BEGIN Listed records

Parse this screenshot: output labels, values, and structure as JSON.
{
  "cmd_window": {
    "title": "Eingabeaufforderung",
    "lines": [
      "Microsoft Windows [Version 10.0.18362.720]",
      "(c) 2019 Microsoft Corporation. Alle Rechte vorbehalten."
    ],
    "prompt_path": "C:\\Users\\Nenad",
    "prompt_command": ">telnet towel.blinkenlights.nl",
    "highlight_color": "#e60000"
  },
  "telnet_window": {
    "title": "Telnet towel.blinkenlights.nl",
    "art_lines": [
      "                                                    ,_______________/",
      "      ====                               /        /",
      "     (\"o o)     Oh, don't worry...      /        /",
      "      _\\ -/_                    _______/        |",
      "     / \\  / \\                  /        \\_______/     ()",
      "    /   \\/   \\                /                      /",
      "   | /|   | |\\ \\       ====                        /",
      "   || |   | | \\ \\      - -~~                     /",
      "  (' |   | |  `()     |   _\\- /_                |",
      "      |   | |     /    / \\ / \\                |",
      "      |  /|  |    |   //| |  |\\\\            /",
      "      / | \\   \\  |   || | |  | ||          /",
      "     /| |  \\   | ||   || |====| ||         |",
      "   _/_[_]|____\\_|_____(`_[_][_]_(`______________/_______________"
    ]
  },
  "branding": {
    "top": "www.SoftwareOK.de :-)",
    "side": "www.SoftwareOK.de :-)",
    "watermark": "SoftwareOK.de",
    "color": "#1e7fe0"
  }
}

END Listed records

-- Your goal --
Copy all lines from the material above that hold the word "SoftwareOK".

-- Your response --
    "top": "www.SoftwareOK.de :-)",
    "side": "www.SoftwareOK.de :-)",
    "watermark": "SoftwareOK.de",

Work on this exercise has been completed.